Many people at conferences such as Open Repositories 2008 and from workgroups like CRIG have been talking for a long while about the importance of Interoperability. However, if you get rid of the need for the interoperability and use a standard specification for accessing simple data objects (pdfs and their metadata), then you don't need interoperability!

So this leads me to the fact that EPrints, Fedora and hopefully at some point DSpace are abstracting their database and storage layers to support use of any type of storage platform. Thanks goes SUN Microsystems preservation action group and open storage group for pushing this work from a commercial perspective. But we need to go further than this to get rid of the need for interoperability.

From Open Repositories 2008, myself and a college Ben O'Steen from Oxford University proved how OAI-ORE (OAI specification for Object Reuse and Exchange) can be used to enable high level repository interoperability. This work won us $5000 but more importantly got the community thinking about the true power of a specification like OAI-ORE. Ben and I are now hoping to push this work down to the low level storage such that the objects within an ORE map (documents and metadata) can be directly referenced without the need for the current repository layer. For this to happen all objects need to be stored in their simplest form - NO WRAPPER FORMATS ALLOWED at the lowest level.
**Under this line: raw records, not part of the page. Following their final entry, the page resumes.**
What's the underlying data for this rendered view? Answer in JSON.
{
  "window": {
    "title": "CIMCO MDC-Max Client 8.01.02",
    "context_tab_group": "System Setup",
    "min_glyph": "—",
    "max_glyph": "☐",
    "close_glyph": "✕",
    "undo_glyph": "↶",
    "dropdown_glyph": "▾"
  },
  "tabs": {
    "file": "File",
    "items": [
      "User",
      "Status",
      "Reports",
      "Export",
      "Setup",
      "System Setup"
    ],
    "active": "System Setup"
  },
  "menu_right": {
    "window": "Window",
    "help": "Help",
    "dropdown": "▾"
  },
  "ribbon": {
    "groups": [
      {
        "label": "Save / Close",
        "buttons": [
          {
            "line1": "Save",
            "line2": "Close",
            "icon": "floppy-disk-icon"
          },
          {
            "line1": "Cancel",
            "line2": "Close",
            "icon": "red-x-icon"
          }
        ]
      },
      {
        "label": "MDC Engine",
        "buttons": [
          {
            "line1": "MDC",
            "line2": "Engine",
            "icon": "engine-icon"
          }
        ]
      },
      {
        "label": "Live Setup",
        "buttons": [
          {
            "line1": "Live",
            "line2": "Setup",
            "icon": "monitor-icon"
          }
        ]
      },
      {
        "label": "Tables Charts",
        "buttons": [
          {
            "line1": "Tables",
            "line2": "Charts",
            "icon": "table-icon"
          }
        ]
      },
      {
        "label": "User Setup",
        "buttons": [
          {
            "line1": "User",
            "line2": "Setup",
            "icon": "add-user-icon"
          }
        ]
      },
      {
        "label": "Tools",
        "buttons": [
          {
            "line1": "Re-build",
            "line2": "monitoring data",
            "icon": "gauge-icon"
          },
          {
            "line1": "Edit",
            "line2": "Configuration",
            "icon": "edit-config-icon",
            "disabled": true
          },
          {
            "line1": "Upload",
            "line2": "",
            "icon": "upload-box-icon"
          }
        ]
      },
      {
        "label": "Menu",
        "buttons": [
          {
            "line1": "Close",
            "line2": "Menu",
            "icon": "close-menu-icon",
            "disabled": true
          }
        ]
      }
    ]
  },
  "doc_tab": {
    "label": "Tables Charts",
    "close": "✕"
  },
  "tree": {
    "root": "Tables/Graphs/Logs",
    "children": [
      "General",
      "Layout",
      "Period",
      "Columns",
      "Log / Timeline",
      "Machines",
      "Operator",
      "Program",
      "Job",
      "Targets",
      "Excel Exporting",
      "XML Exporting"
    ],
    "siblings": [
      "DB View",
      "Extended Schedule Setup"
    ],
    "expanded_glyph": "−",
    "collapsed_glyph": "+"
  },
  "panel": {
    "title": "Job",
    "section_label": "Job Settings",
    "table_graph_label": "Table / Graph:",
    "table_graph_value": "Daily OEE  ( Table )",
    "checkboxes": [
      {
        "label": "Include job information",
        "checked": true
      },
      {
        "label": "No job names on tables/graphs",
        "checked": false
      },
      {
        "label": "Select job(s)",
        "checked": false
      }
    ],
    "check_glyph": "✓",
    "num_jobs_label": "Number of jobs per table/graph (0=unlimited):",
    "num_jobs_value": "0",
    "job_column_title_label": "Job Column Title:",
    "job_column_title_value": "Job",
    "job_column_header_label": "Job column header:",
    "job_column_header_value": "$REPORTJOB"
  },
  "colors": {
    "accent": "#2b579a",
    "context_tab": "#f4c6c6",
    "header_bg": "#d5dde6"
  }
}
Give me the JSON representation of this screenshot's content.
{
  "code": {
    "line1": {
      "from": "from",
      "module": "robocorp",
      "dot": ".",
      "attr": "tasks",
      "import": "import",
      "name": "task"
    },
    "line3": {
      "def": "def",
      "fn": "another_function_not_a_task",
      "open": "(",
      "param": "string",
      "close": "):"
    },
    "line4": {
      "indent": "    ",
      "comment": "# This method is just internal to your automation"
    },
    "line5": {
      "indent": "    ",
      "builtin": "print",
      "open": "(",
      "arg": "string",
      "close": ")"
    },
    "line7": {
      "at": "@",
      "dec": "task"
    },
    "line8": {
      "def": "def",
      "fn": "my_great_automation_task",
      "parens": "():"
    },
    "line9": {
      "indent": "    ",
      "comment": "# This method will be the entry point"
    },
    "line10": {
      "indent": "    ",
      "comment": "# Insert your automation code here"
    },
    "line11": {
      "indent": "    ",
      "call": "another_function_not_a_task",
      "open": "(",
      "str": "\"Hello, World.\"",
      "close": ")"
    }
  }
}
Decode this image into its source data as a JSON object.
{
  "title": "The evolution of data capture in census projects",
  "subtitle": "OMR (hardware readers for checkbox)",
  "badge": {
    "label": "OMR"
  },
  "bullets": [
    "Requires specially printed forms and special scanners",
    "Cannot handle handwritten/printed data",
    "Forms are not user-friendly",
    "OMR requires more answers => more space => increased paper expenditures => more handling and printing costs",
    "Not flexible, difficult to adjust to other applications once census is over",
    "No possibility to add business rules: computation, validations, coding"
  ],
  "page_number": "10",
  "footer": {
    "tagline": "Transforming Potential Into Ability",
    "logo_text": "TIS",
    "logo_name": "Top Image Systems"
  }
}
From recent talks with Sandy Payette and Les Carr (Fedora and EPrints respectively) I am envisaging that the current repository software becomes classified as repository service software which is able to manage low level objects but is not specifically required to access these objects. So current services which plug into the repository software can act directly on the objects.

A couple of problems to solve, security and consistency of cached data. All especially applicable if you have more than one piece of repository service software modifying your objects.

No comments: